You know Dorothy Parker, don’t you? Even if you don’t, you probably do. She was a writer, poet and critic who came to fame in New York in the 1920s. Nowadays, she’s better known for her wisecracks than her writing, such as, “Men seldom make passes at girls who wear glasses” and “That woman speaks eighteen languages, and can’t say No in any of them.” She was one of the few women members of the Algonquin Round Table—a group of critics, writers and wits who traded quips and insults over lunch every day at the Algonquin Hotel. “It was the 20s,” Dorothy said, and “we had to be smarty.”

She was a thinker and a drinker. (And in my Algonquin Round Table Mystery series, she is also an amateur detective.) You may have heard this little rhyme, attributed to her:

I love a martini—
But two at the most.
Three, I’m under the table.
Four, I’m under the host.

Robert Benchley, Dorothy’s dear friend and another member of the Algonquin Round Table, also loved a martini.
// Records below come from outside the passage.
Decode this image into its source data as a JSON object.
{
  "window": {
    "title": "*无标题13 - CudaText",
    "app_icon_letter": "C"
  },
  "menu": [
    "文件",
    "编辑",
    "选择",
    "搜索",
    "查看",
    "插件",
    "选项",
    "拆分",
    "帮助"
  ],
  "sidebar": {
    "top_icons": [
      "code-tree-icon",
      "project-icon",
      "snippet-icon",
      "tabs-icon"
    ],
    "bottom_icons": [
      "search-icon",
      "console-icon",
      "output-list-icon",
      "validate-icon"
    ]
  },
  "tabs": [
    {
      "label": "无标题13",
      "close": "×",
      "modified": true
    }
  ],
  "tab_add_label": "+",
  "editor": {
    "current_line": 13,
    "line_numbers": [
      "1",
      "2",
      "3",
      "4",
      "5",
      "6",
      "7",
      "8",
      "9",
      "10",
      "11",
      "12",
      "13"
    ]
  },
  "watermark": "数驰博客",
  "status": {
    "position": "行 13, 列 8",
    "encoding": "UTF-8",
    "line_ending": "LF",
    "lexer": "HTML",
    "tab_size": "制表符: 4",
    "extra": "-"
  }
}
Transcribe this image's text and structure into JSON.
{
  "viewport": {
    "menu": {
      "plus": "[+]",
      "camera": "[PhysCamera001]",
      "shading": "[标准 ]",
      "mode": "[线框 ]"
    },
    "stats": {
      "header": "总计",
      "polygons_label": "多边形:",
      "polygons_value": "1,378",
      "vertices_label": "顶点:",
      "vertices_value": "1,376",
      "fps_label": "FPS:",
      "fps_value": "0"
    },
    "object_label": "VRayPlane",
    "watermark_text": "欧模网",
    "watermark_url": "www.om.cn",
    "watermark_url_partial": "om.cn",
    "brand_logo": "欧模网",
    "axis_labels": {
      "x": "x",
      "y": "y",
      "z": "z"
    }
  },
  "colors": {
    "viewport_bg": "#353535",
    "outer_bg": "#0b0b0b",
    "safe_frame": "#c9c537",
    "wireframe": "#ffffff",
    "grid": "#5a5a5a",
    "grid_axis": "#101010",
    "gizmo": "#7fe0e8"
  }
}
He’s known for this famous line: “Why don’t you get out of those wet clothes and into a dry martini?” Good idea, Mr. Benchley! To that end, here’s the recipe for a classic martini. Take note that it’s only 3 ounces of liquid, compared to the 7-ounce or mammoth 10-ounce cocktails that bartenders serve today. That’s how they did it back then. It was small enough that the drink stayed chilled until you finished it.

Classic Martini

2 1/2 oz gin
1/2 oz dry vermouth
1 green olive or lemon twist for garnish

Pour the ingredients into a cocktail shaker half filled with ice cubes. Stir or shake for one minute. Strain into a cocktail glass. Garnish with the olive or lemon twist.

Dorothy Parker also wrote:

Three be the things I shall never attain:
Envy, content, and sufficient champagne.

You don’t need an event like New Year’s to enjoy Champagne or sparkling wine. Any night can be worthy of some bubbly. Try this flavorful twist on Champagne:

Champagne Cocktail

1 sugar cube
2 dashes of Angostura bitters
Lemon twist

Drop the sugar cube into a champagne glass and soak it with the bitters. Fill the rest of the glass with champagne. Garnish with the lemon twist. Option: add an ounce of cognac.

Alexander Woollcott, an acerbic member of the Round Table and the role model for the title character in the play “The Man Who Came to Dinner,” tried to take credit for the Brandy Alexander cocktail. He liked to say, "All the things I really like to do are either immoral, illegal, or fattening."  This cocktail satisfied just about all those requirements during the Prohibition era:

Brandy Alexander

1 1/2 oz brandy
1 oz creme de cacao (brown or dark)
1 oz half-and-half
1/4 tsp grated (or ground) nutmeg

Shake the liquid ingredients together in a cocktail shaker half filled with ice cubes. Strain it into a cocktail glass or small brandy snifter. Garnish with the nutmeg.

Cheers to 2012!

In YOU MIGHT AS WELL DIE, J.J. Murphy’s latest Algonquin Round Table Mystery, Dorothy Parker and Robert Benchley try to figure out why a second-rate illustrator jumped off the Brooklyn Bridge. Meanwhile, they’re busy scrounging up enough money to pay off their bar tab at their favorite speakeasy—and debunking Halloween séances with Harry Houdini.